What you have to do:
Look through the listing below and report how many lines contain "KICK", as a bare number.

····················

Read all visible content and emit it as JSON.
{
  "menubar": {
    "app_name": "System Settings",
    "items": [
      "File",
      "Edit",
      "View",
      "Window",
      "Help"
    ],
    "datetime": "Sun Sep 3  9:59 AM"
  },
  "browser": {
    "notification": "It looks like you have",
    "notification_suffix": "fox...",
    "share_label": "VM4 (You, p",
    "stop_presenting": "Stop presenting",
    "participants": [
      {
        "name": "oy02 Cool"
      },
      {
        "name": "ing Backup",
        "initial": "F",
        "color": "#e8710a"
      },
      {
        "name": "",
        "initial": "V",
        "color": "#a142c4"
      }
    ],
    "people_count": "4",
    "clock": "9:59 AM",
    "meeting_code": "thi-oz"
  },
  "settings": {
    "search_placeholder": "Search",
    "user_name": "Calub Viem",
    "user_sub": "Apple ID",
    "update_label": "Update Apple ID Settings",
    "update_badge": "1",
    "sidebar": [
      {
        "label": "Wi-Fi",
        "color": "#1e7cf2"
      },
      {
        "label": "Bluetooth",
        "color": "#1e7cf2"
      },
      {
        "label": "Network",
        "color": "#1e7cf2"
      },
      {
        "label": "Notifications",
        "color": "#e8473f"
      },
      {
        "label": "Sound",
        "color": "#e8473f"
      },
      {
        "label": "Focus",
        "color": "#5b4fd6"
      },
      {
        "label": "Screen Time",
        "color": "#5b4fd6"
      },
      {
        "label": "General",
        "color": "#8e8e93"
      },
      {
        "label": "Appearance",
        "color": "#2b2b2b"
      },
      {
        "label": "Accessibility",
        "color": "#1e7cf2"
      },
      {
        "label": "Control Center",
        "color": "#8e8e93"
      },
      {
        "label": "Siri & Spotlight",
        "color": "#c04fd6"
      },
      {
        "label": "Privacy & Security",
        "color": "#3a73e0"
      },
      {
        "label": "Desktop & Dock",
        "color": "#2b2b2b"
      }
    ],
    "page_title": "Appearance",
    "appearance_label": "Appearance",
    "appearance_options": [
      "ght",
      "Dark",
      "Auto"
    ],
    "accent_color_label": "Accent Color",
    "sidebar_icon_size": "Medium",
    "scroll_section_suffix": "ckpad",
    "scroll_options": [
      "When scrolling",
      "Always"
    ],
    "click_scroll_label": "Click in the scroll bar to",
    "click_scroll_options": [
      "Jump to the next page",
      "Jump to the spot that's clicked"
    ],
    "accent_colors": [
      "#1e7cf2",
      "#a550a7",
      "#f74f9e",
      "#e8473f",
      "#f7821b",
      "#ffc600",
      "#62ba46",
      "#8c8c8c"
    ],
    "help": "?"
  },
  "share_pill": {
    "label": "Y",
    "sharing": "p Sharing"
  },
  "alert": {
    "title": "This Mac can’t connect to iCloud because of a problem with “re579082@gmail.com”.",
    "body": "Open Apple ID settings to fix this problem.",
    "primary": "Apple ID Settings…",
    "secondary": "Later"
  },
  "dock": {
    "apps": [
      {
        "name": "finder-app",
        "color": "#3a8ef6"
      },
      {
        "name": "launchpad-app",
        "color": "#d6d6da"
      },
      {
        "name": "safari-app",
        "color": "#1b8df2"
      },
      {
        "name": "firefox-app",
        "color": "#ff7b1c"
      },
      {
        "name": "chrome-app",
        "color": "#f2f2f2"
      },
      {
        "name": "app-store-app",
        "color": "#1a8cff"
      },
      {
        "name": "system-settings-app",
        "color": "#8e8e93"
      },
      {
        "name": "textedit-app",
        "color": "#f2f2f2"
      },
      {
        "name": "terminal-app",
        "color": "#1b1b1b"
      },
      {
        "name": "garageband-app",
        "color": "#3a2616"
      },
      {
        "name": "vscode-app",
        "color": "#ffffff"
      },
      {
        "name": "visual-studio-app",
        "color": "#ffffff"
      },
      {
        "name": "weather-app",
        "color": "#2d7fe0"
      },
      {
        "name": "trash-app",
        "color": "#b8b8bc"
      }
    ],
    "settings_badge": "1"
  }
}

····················

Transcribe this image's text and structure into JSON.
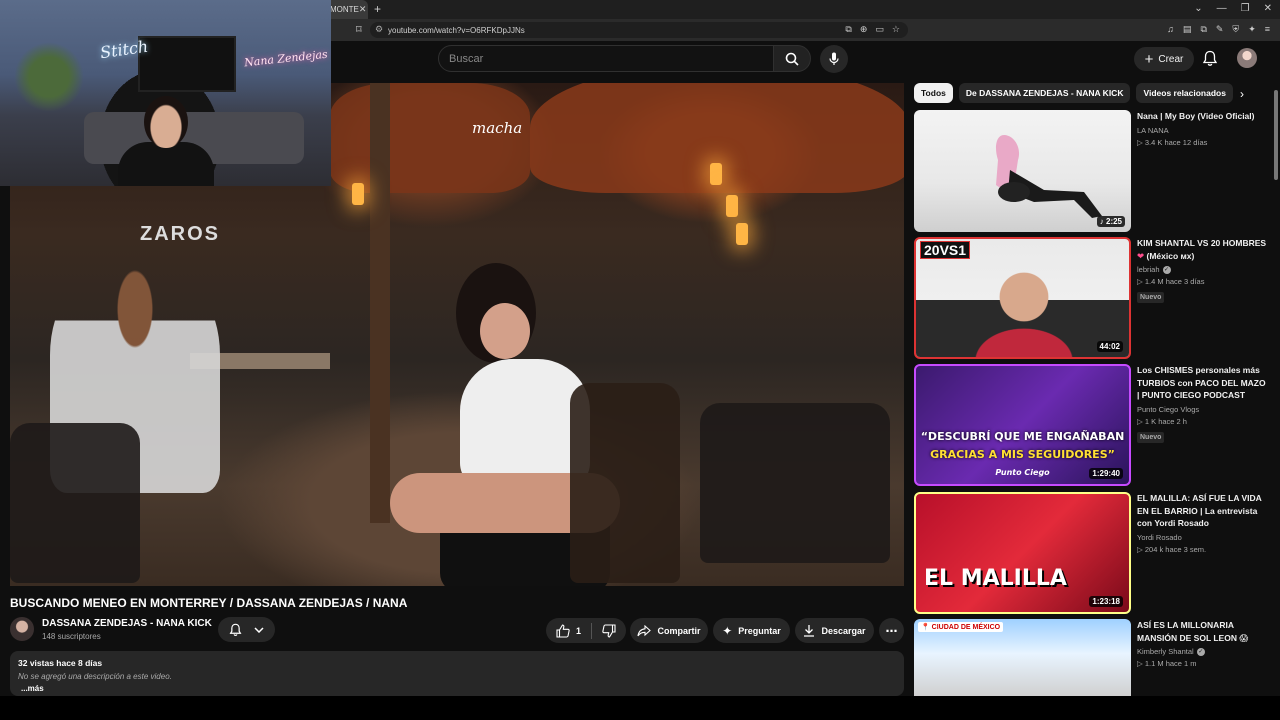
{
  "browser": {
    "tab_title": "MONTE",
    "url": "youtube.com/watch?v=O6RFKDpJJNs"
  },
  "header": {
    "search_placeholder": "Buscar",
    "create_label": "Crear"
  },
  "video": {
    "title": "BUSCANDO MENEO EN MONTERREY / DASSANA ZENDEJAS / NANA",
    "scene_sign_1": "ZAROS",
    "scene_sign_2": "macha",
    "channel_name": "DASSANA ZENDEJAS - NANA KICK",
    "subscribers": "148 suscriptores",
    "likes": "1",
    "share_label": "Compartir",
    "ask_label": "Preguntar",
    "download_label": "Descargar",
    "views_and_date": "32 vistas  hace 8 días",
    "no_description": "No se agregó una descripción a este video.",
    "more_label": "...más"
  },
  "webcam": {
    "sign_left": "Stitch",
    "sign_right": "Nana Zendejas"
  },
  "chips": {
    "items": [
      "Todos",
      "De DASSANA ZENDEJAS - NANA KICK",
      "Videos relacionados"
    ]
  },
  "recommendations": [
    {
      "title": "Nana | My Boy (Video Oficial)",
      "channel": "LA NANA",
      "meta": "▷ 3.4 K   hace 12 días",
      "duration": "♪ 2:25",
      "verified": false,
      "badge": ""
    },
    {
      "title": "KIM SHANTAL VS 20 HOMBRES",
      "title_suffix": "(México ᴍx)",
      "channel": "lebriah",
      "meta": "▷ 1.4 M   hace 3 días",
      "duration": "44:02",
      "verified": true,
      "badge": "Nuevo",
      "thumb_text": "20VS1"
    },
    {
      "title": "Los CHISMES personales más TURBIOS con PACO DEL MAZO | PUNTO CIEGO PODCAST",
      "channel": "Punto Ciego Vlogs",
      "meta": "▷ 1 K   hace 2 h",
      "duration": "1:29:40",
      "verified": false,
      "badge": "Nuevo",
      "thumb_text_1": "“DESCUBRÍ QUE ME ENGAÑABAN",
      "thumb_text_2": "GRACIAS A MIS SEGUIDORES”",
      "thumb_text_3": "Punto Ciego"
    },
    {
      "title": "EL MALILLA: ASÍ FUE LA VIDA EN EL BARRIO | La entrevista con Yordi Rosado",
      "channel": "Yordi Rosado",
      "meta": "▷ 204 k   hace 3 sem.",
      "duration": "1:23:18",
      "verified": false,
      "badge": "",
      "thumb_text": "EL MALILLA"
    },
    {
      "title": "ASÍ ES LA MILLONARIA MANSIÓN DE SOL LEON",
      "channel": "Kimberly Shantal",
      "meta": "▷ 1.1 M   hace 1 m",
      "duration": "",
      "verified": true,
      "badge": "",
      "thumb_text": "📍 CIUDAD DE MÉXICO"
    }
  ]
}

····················

Problem solution:
2